Below, we have compiled some of the most significant results.
Hours Worked and Overtime Pay
A majority of paralegal respondents to this survey worked more than 40 hours per week, with litigation paralegals working significantly longer hours during trials.
However, fewer than half of the surveyed paralegal respondents were paid overtime.
Compensation and Benefits
40 percent of paralegal respondents made less than $50,000 per year, with only slightly more than a majority receiving bonuses.
According to Joyce Feinstein, a senior legal recruiter for Abelson Legal Search:
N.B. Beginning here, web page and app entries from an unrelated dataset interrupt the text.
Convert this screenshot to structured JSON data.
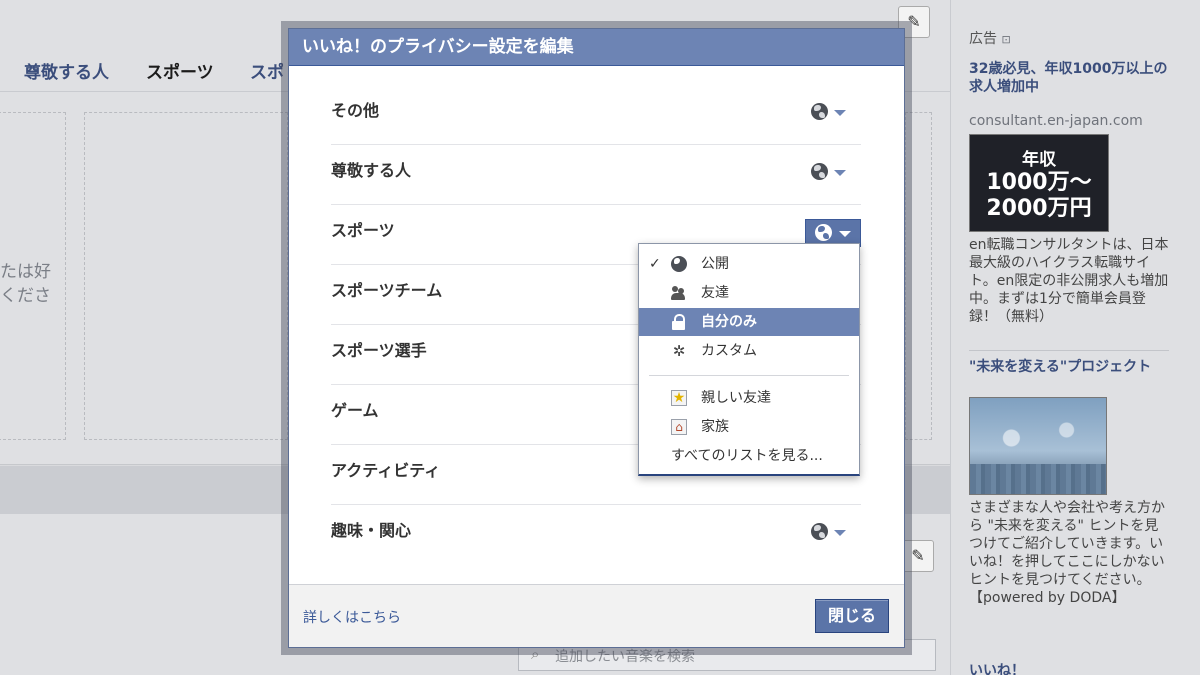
{
  "background": {
    "tabs": [
      "尊敬する人",
      "スポーツ",
      "スポ"
    ],
    "selected_tab": "スポーツ",
    "cut_text_line1": "たは好",
    "cut_text_line2": "くださ",
    "search_placeholder": "追加したい音楽を検索"
  },
  "dialog": {
    "title": "いいね！のプライバシー設定を編集",
    "rows": [
      {
        "label": "その他"
      },
      {
        "label": "尊敬する人"
      },
      {
        "label": "スポーツ"
      },
      {
        "label": "スポーツチーム"
      },
      {
        "label": "スポーツ選手"
      },
      {
        "label": "ゲーム"
      },
      {
        "label": "アクティビティ"
      },
      {
        "label": "趣味・関心"
      }
    ],
    "menu": {
      "checkmark": "✓",
      "items": [
        {
          "label": "公開",
          "icon": "globe-icon",
          "checked": true
        },
        {
          "label": "友達",
          "icon": "friends-icon"
        },
        {
          "label": "自分のみ",
          "icon": "lock-icon",
          "highlighted": true
        },
        {
          "label": "カスタム",
          "icon": "gear-icon"
        },
        {
          "label": "親しい友達",
          "icon": "star-icon"
        },
        {
          "label": "家族",
          "icon": "home-icon"
        },
        {
          "label": "すべてのリストを見る..."
        }
      ]
    },
    "footer": {
      "more_link": "詳しくはこちら",
      "close_label": "閉じる"
    }
  },
  "ads": {
    "header": "広告",
    "ad1": {
      "title": "32歳必見、年収1000万以上の求人増加中",
      "url": "consultant.en-japan.com",
      "image_line1": "年収",
      "image_line2": "1000万～",
      "image_line3": "2000万円",
      "body": "en転職コンサルタントは、日本最大級のハイクラス転職サイト。en限定の非公開求人も増加中。まずは1分で簡単会員登録！（無料）"
    },
    "ad2": {
      "title": "\"未来を変える\"プロジェクト",
      "body": "さまざまな人や会社や考え方から \"未来を変える\" ヒントを見つけてご紹介していきます。いいね！を押してここにしかないヒントを見つけてください。【powered by DODA】",
      "like": "いいね！"
    }
  },
  "colors": {
    "header_blue": "#6d84b4",
    "button_blue": "#5b74a8",
    "link_blue": "#3b5998"
  }
}
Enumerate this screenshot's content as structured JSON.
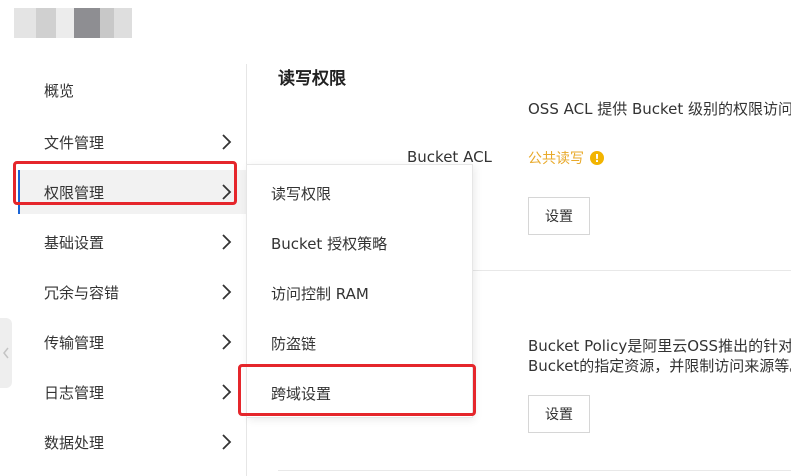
{
  "sidebar": {
    "items": [
      {
        "label": "概览",
        "chevron": false,
        "active": false
      },
      {
        "label": "文件管理",
        "chevron": true,
        "active": false
      },
      {
        "label": "权限管理",
        "chevron": true,
        "active": true
      },
      {
        "label": "基础设置",
        "chevron": true,
        "active": false
      },
      {
        "label": "冗余与容错",
        "chevron": true,
        "active": false
      },
      {
        "label": "传输管理",
        "chevron": true,
        "active": false
      },
      {
        "label": "日志管理",
        "chevron": true,
        "active": false
      },
      {
        "label": "数据处理",
        "chevron": true,
        "active": false
      }
    ]
  },
  "flyout": {
    "items": [
      {
        "label": "读写权限"
      },
      {
        "label": "Bucket 授权策略"
      },
      {
        "label": "访问控制 RAM"
      },
      {
        "label": "防盗链"
      },
      {
        "label": "跨域设置"
      }
    ]
  },
  "main": {
    "section_title": "读写权限",
    "acl_description": "OSS ACL 提供 Bucket 级别的权限访问控",
    "bucket_acl_label": "Bucket ACL",
    "bucket_acl_value": "公共读写",
    "warning_symbol": "!",
    "settings_button": "设置",
    "policy_description_line1": "Bucket Policy是阿里云OSS推出的针对B",
    "policy_description_line2": "Bucket的指定资源，并限制访问来源等。",
    "policy_settings_button": "设置"
  },
  "colors": {
    "highlight": "#e5262b",
    "active_bar": "#1a64d6",
    "acl_value": "#e8a92a",
    "warning": "#f2b400"
  }
}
"Relatively few paralegals make more than $80,000, and those who reach that level invariably have 20 or more years' experience. Compensation is depressed across the board in both private practice and corporate settings. In the latter setting, however, paralegals sometimes are willing to trade lower compensation for 'better quality of life' factors associated with in-house practice."
Only 45.3 percent of paralegal respondents intended to stay in their current jobs. Some possible explanations for this dissatisfaction could be, according to this survey:
- a shifting of substantive work from the desks of paralegals to those of associates because of the economic downturn,
- a perceived limited career path and the static nature of the work,
- a desire for better compensation.
To read the whole survey results, click here.
Sandra G. Mannix, Survey Illustrates Trends in Paralegal Careers, The Legal Intelligencer, July 9, 2012.